Any diarrhea?

Customer: replied 1 year ago.
She hasn't ate anything today she shouldn't have. Her vomit is clear with kind of white foam on top. No diarrhea. Her gums are pink maybe a little sticky a little moist. She wants to drink water but everytime she seems to, she throws it up. Does seem to have any pain or discomfort when I press on her belly, however she has just been crying off and on throughout the night. Last time she threw up was about midnight and she recently just woke up and threw up again at 3:45. Before that she has been sick from about 10-12! She is a mini daushund who is also at the end of her heat cycle.
Expert:  Dr. B. replied 1 year ago.

Thank you,

First, I am glad to hear that your lass isn't likely to have eaten anything harmful. Though if her belly is sore and she is so nauseous that she cannot even keep water down, then we do need to tread with care. This is because that discomfort could be a hint of severe gastroenteritis, pancreatitis, or a dietary indiscretion. Furthermore, nausea this severe often is a sign we need to bypass their mouths with injectable anti-vomiting treatment from their vets.

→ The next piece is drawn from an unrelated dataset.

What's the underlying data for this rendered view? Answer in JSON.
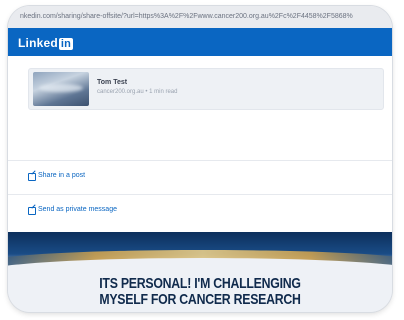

That said, there are some home supportive options you can try to soothe her stomach. Since she has just vomited, we'd need to start by resting her stomach for a few hours. Food should be withheld and water only offered as sips or as ice cubes for the next few hours. Once she is a bit more settled, we can try her with an OTC oral antacid like Pepcid (More Info/Dose @, Zantac (More Info/Dose @, or Tagamet (More Info/Dose Here @ Whichever you choose, we’d give this 20 minutes before food to allow absorption. Of course, do double check with your vet if she has a known health issues or is on any medications you haven't mentioned. And again if she cannot keep that down, then we'd want her vet to treat with injectable anti-vomiting medication.

Though if she can, then we can plan to start her with an easily digestible diet like cooked white rice with boiled chicken, boiled white fish, cottage cheese, scrambled eggs, or meat baby food (as long as its garlic/onion free). The aim of these diets is that they will be better tolerated/absorbed by the compromised gut. Therefore, it should get more nutrients in and result in less GI upset.

Otherwise, since those sticky gums are an early warning sign of dehydration creeping in, we'd want to monitor her hydration. To check that she isn't dehydrated, there are a few things you can test. Further to checking for gum moisture, do make sure she doesn’t have sunken eyes and that she doesn’t have a "skin tent" when you lift the skin. To see how to check these parameters for dehydration, you can find a good video HERE ( If you are seeing any signs of dehydration already, then that would be our cue to have her seen before this becomes an additional issue for her (especially as it is often dehydration that makes them feel unwell).

Overall, we do have a few concerns for the signs she is showing. Since toxicity and foreign body ingestion are unlikely, we can try resting her stomach and then using the above. Though if she cannot keep that down or isn't settled within the next few hours (since she is a small dog and already a bit dehydrated), then we'd want to get her vet involved. They can assess her hydration, rule out fever, make sure there is nothing in her stomach that shouldn't be there or any sinister viruses present. Depending on their findings, her vet can treat her with injectable anti-vomiting medication, fluids, +/- antibiotics to settle her stomach, and get her back feeling like herself.

All the best,

Dr. B.


If you have any other questions, please ask me – I’ll be happy to respond. Please remember to rate my service once you have all the information you need as this is the only way I am credited for assisting you today. Thank you! : )

Expert:  Dr. B. replied 1 year ago.


**Please do make sure to rate my answer, as this is the only way I am credited for helping you (there is no extra charge to do so). If you have any lingering questions, please just let me know. I will be happy to continue further and do everything I can to provide you with the service you seek. Thank you. :)